Heel Types
There are four different styles of reinforcing for a stocking heel; these are all based on a small triangular reinforcement extending slightly up the back of the ankle.
1. French point heel: this can just be called a "Point Heel" or "French heel" and sometimes a "swing heel". A basic triangle with the point extending up to the seam of the stocking.
2. Cuban heel: Similar in shape to the French heel except the Cuban heel is flat at the top.
3. Havana heel: similar to the Cuban heel in shape except that the Havana heel is wider than the Cuban.
4. Manhattan heel: This is similar to the Cuban heel however the Manhattan is fancier with a additional row of stitching around the edge, it is suppose to resemble a Manhattan skyscraper.
Anatomy of fully fashioned stockings:
Welt:- Reinforced area at the top of a stocking where the stocking is clipped onto the garter. Usually a double thickness of fabric folded over at the top and sewn onto the stocking above the run guard.
Finishing Loop:- Hole at the top of the seam where the seaming machinist finished the seam and turned the welt in a circle.
Run Guard:- A narrow strip below the welt designed to catch any runs which may develop. (see Under Welt)

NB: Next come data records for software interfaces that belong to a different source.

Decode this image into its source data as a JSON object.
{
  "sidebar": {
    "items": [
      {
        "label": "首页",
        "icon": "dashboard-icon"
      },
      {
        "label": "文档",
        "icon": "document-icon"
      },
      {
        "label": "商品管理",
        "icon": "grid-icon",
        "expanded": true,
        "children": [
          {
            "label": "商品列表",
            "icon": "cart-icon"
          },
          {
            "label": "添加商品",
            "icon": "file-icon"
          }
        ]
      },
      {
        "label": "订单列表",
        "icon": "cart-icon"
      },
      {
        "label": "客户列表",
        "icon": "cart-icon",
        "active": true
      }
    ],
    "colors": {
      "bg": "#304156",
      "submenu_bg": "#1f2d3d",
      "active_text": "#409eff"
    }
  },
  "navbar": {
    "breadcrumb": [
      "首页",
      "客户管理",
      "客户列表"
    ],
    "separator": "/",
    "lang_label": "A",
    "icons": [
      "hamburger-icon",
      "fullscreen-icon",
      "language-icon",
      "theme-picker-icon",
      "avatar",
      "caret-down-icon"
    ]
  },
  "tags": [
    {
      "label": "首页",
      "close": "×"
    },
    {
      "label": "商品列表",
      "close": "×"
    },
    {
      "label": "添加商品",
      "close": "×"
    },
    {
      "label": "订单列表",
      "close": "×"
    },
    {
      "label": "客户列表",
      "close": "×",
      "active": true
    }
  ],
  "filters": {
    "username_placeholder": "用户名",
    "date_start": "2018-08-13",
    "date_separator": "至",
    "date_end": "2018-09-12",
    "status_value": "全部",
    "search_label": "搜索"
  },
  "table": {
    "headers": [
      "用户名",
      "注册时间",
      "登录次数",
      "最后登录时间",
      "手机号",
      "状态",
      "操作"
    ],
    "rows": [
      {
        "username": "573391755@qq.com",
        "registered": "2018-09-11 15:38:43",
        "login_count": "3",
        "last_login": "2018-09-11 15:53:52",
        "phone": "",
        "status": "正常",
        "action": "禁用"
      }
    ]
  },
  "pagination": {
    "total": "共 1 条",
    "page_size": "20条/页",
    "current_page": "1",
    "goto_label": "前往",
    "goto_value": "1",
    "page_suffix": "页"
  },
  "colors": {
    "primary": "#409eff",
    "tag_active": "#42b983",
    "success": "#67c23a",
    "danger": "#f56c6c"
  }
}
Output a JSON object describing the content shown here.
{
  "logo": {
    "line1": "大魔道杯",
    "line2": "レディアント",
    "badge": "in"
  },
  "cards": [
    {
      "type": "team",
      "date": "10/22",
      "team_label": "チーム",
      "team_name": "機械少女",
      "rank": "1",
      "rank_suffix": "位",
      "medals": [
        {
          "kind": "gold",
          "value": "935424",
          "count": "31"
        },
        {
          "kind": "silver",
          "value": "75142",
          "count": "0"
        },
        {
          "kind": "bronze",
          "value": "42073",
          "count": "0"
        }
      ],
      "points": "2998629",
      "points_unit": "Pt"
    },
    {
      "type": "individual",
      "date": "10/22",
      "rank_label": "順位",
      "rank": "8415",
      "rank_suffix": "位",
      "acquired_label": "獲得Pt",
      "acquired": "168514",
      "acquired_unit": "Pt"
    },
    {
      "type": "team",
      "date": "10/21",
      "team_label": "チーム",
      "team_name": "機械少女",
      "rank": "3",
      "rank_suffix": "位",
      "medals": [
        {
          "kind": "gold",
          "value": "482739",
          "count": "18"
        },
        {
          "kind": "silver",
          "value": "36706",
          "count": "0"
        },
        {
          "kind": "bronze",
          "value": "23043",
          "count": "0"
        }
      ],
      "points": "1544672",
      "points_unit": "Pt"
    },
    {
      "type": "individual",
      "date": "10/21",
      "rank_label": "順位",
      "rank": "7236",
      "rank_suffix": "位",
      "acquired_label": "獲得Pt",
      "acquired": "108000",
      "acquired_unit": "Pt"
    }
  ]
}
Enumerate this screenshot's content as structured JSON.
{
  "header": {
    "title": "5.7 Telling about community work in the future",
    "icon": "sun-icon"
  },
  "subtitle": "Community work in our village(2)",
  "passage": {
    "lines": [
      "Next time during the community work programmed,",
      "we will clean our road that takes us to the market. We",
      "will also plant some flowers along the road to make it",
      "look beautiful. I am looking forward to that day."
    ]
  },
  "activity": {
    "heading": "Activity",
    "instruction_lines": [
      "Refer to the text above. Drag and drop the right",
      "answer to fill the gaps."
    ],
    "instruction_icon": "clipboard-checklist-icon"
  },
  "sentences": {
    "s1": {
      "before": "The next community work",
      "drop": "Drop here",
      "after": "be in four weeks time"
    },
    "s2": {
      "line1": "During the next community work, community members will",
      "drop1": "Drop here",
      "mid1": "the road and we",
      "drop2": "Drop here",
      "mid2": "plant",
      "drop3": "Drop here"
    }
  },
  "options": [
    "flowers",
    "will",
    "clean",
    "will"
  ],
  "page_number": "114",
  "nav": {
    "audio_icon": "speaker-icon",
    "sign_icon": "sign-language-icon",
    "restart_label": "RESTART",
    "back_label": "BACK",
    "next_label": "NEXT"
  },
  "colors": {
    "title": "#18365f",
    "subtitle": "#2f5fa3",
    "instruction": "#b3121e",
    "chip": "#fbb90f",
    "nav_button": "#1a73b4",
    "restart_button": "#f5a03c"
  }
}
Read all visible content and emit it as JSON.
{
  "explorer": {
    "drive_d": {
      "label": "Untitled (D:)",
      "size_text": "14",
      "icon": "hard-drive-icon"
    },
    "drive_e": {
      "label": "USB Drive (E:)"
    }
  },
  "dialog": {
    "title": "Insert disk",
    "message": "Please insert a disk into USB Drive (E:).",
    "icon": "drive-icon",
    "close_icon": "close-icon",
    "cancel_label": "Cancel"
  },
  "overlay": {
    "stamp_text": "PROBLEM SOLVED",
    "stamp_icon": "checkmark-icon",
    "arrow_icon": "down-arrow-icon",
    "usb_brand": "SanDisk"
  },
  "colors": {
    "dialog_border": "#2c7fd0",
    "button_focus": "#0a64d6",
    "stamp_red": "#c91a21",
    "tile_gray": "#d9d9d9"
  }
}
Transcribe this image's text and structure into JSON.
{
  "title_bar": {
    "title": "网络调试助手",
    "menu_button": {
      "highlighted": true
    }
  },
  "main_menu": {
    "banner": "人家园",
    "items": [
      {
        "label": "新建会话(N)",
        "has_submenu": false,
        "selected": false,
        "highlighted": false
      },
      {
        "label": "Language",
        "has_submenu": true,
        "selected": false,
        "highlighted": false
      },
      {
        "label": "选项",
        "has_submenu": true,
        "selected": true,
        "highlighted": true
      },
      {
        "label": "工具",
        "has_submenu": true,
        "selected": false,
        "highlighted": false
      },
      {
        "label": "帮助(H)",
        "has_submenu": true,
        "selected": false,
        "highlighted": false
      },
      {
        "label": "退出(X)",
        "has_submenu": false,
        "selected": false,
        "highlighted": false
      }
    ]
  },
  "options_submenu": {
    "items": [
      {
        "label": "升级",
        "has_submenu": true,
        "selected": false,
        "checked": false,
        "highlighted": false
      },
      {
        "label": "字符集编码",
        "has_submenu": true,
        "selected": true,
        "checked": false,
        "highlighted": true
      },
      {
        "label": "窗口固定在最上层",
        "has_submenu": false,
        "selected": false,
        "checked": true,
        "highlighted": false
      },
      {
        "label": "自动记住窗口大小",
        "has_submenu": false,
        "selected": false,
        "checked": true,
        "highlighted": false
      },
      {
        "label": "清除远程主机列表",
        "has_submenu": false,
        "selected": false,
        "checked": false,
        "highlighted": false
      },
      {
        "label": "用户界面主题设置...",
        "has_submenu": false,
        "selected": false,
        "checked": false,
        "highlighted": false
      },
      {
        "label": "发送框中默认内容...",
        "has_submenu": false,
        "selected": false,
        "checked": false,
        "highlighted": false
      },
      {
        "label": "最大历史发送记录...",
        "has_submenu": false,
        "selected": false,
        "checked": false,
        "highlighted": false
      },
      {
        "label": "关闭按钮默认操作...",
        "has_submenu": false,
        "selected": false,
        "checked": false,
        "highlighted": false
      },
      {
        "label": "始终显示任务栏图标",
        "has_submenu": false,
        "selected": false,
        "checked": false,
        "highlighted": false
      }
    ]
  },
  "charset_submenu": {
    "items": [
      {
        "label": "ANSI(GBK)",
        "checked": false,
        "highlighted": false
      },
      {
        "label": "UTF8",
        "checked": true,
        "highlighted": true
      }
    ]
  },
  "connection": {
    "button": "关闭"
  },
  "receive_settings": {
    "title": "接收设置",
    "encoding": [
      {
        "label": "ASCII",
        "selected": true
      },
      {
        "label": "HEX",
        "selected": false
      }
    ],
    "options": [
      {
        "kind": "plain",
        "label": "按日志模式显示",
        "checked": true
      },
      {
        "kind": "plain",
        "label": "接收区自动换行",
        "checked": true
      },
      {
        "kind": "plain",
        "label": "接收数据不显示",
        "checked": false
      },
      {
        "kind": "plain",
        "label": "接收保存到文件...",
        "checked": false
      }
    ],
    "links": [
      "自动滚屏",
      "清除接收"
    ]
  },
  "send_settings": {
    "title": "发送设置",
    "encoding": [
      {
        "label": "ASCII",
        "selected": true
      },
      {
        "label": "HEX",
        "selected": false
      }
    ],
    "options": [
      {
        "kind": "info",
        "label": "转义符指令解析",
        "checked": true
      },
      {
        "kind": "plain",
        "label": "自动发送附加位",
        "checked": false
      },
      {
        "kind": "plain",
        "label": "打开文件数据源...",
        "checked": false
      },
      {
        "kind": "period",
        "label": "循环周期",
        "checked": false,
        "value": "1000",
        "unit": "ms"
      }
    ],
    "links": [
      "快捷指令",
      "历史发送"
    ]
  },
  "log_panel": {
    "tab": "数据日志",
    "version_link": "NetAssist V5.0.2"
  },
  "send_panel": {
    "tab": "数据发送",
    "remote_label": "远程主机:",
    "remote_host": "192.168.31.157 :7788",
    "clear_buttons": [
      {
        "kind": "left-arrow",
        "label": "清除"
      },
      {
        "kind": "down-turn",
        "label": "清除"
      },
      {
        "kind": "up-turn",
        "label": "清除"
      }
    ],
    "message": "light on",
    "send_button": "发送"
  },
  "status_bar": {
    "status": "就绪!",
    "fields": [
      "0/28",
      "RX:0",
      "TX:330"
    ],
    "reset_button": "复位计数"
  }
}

Fully fashioned leg
Reinforced heel, toe and foot:- Much of the wear on a pair of stockings is where the foot touches the toes and shoe; so hosiery manufactures added reinforcement to these area in a attempt the extend the life of the stocking. This reinforcement starts off going over the toe area and continuing under the ball of the foot to the heel and going up the back of the ankle to join into the seam. By 1960 stockings knitted without the seam still had reinforcement--they are called RHT stockings.